Serbia's a weak and divided government is facing a host of domestic and foreign policy problems and a declining economy. One of the key challenges for Belgrade is developing a coherent policy for the secessionist Kosovo.
Serbia is under pressure. Internationally, Belgrade has angered the Americans and Europeans by refusing to hand over several former military commanders indicted for crimes during the Yugoslav civil wars of the 1990s. It is under pressure from Montenegro, which wants to end its loose federation with Serbia. And the government needs to develop a coherent policy on Kosovo, whose future status is likely to be determined during the next year.
Four years after a revolution that ended the dictatorship of Slobodan Milosevic, Serbian voters are turning cynical. They've gone to the polls eight times in the past two years but there is still no political consensus on the way forward. James Lyon, the Belgrade specialist for the independent, Brussels-based International Crisis Group, says Serbia is still traumatized by a decade of war, dictatorship and corruption. He believes Serbia is drifting back towards an anti-western style of nationalism.
"Currently 71 percent of the Serbian parliament is composed of deputies from parties who are either openly or ambiguously anti-western," said James Lyon. "And there is no question that the Radicals [the Radical party that was aligned with Milosevic's Socialists] are gaining in popularity. And it's possible, should early parliamentary elections be held before the Spring, that we could face a Radical prime minister. In that case there is very little the international community can do."

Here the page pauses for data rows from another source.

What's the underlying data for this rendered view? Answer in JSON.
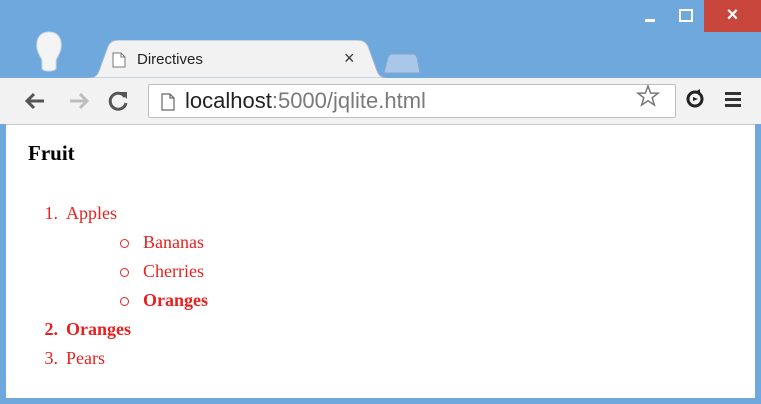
{
  "browser": {
    "tab": {
      "title": "Directives",
      "close_symbol": "×"
    },
    "window_controls": {
      "close_symbol": "×"
    },
    "address": {
      "host": "localhost",
      "path": ":5000/jqlite.html"
    }
  },
  "page": {
    "heading": "Fruit",
    "list": [
      {
        "number": "1.",
        "label": "Apples",
        "bold": false,
        "children": [
          {
            "label": "Bananas",
            "bold": false
          },
          {
            "label": "Cherries",
            "bold": false
          },
          {
            "label": "Oranges",
            "bold": true
          }
        ]
      },
      {
        "number": "2.",
        "label": "Oranges",
        "bold": true
      },
      {
        "number": "3.",
        "label": "Pears",
        "bold": false
      }
    ]
  },
  "colors": {
    "titlebar": "#6fa8dc",
    "close_button": "#c9463c",
    "list_text": "#e8201f"
  },
  "icons": [
    "profile-icon",
    "page-icon",
    "tab-close-icon",
    "new-tab-icon",
    "minimize-icon",
    "maximize-icon",
    "window-close-icon",
    "back-arrow-icon",
    "forward-arrow-icon",
    "reload-icon",
    "star-icon",
    "extension-icon",
    "menu-icon"
  ]
}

The Radicals made significant gains in recent local elections, capitalizing on a popular backlash against perceived unfair international treatment of Serbia. The current minority government of Prime Minister Vojislav Kostunica relies not on the Radicals but on Mr. Milosevic's Socialists for its parliamentary majority.
Mr. Lyon says the most immediate problem for the government is the economy.

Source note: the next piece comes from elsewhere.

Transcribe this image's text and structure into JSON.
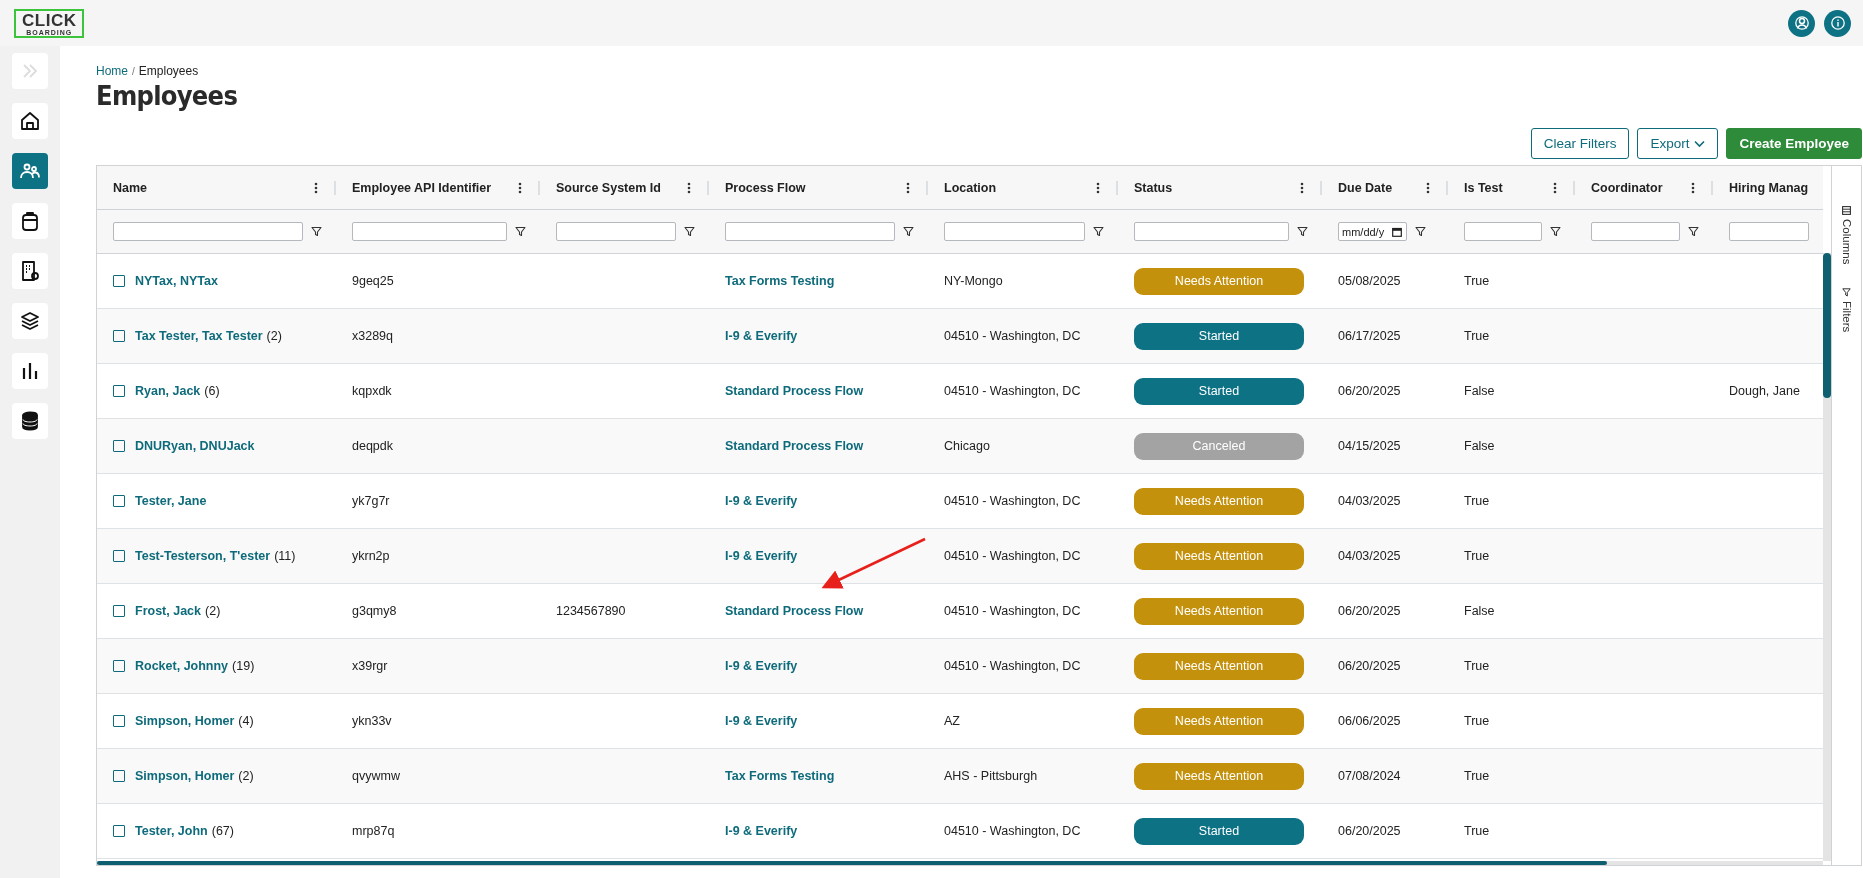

"The country is now slipping into a deeper and deeper economic crisis," he said. "The standard of living appears not just to be stagnating but falling. There is a question of whether Serbia will enter a severe debt crisis in 2005. The government is almost bankrupt. Social services are in trouble. There is no budget to speak of.

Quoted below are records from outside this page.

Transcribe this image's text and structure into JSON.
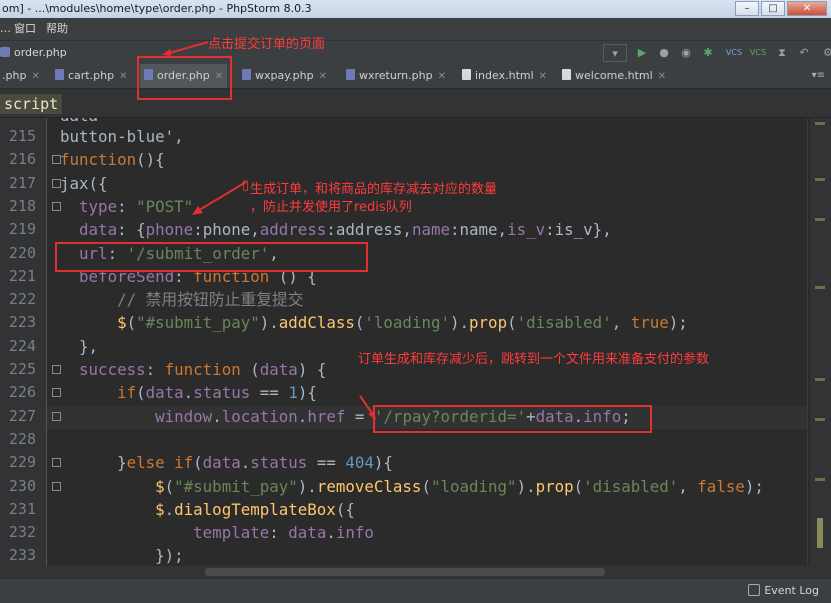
{
  "window": {
    "title": "om] - ...\\modules\\home\\type\\order.php - PhpStorm 8.0.3"
  },
  "menu": {
    "items": [
      "窗口",
      "帮助"
    ]
  },
  "nav": {
    "file": "order.php"
  },
  "tabs": [
    {
      "label": ".php"
    },
    {
      "label": "cart.php"
    },
    {
      "label": "order.php"
    },
    {
      "label": "wxpay.php"
    },
    {
      "label": "wxreturn.php"
    },
    {
      "label": "index.html"
    },
    {
      "label": "welcome.html"
    }
  ],
  "breadcrumb": {
    "tag": "script"
  },
  "lines": [
    {
      "num": "215",
      "html": "<span class=\"w\">button-blue',</span>"
    },
    {
      "num": "216",
      "html": "<span class=\"k\">function</span>(){"
    },
    {
      "num": "217",
      "html": "jax({"
    },
    {
      "num": "218",
      "html": "  <span class=\"p\">type</span>: <span class=\"s\">\"POST\"</span>,"
    },
    {
      "num": "219",
      "html": "  <span class=\"p\">data</span>: {<span class=\"p\">phone</span>:phone,<span class=\"p\">address</span>:address,<span class=\"p\">name</span>:name,<span class=\"p\">is_v</span>:is_v},"
    },
    {
      "num": "220",
      "html": "  <span class=\"p\">url</span>: <span class=\"s\">'/submit_order'</span>,"
    },
    {
      "num": "221",
      "html": "  <span class=\"p\">beforeSend</span>: <span class=\"k\">function</span> () {"
    },
    {
      "num": "222",
      "html": "      <span class=\"c\">// 禁用按钮防止重复提交</span>"
    },
    {
      "num": "223",
      "html": "      <span class=\"f\">$</span>(<span class=\"s\">\"#submit_pay\"</span>).<span class=\"f\">addClass</span>(<span class=\"s\">'loading'</span>).<span class=\"f\">prop</span>(<span class=\"s\">'disabled'</span>, <span class=\"k\">true</span>);"
    },
    {
      "num": "224",
      "html": "  },"
    },
    {
      "num": "225",
      "html": "  <span class=\"p\">success</span>: <span class=\"k\">function</span> (<span class=\"p\">data</span>) {"
    },
    {
      "num": "226",
      "html": "      <span class=\"k\">if</span>(<span class=\"p\">data</span>.<span class=\"p\">status</span> == <span class=\"n\">1</span>){"
    },
    {
      "num": "227",
      "html": "          <span class=\"p\">window</span>.<span class=\"p\">location</span>.<span class=\"p\">href</span> = <span class=\"s\">'/rpay?orderid='</span>+<span class=\"p\">data</span>.<span class=\"p\">info</span>;"
    },
    {
      "num": "228",
      "html": ""
    },
    {
      "num": "229",
      "html": "      }<span class=\"k\">else if</span>(<span class=\"p\">data</span>.<span class=\"p\">status</span> == <span class=\"n\">404</span>){"
    },
    {
      "num": "230",
      "html": "          <span class=\"f\">$</span>(<span class=\"s\">\"#submit_pay\"</span>).<span class=\"f\">removeClass</span>(<span class=\"s\">\"loading\"</span>).<span class=\"f\">prop</span>(<span class=\"s\">'disabled'</span>, <span class=\"k\">false</span>);"
    },
    {
      "num": "231",
      "html": "          <span class=\"f\">$</span>.<span class=\"f\">dialogTemplateBox</span>({"
    },
    {
      "num": "232",
      "html": "              <span class=\"p\">template</span>: <span class=\"p\">data</span>.<span class=\"p\">info</span>"
    },
    {
      "num": "233",
      "html": "          });"
    }
  ],
  "annotations": {
    "tab": "点击提交订单的页面",
    "order_line1": "生成订单，和将商品的库存减去对应的数量",
    "order_line2": "，防止并发使用了redis队列",
    "redirect": "订单生成和库存减少后，跳转到一个文件用来准备支付的参数"
  },
  "status": {
    "event_log": "Event Log"
  },
  "colors": {
    "annotation": "#e03030"
  }
}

"We don't see the government being able to pass a budget for 2005," continued Mr. Lyon. "The government could well fall over the budget issue."
The International Monetary Fund is holding back on needed lending until the government reduces its budget deficit to stem the risk of rising inflation.
Daniel Sunter, a Belgrade journalist and political analyst, believes the government's failure to attack systemic corruption has contributed to the loss of support for reform parties. Serbia, he says, is similar to Russia in that its economy is dominated by oligarchs, most of whom who rose to power during the communist era.
"[and] We have oligarchs who are coming from the time of the Milosevic regime," said Daniel Sunter. "And also oligarchs who were created after Milosevic. And unfortunately for this country and this nation, democratic governments-the first and the second democratic governments-were not ready to deal with this issue."
Some oligarchs are believed to be involved in organized crime. Reform Prime Minister Zoran Djindjic was assassinated in 2003, a crime linked to Serbia's criminal underworld and likely to rogue agents in the security services.
Despite Serbia's mounting problems, observers say the country has made some progress on the bumpy road away from dictatorship and war to democratic rule. The media is freer than it has been in decades. Personal liberties have increased. Reconciliation with the other former Yugoslav republics is underway. And there has been some foreign direct investment.
But analysts caution that, as the economy continues to decline, disenchanted Serbs may turn for solutions to the nationalists, returning the country to intolerance and isolation.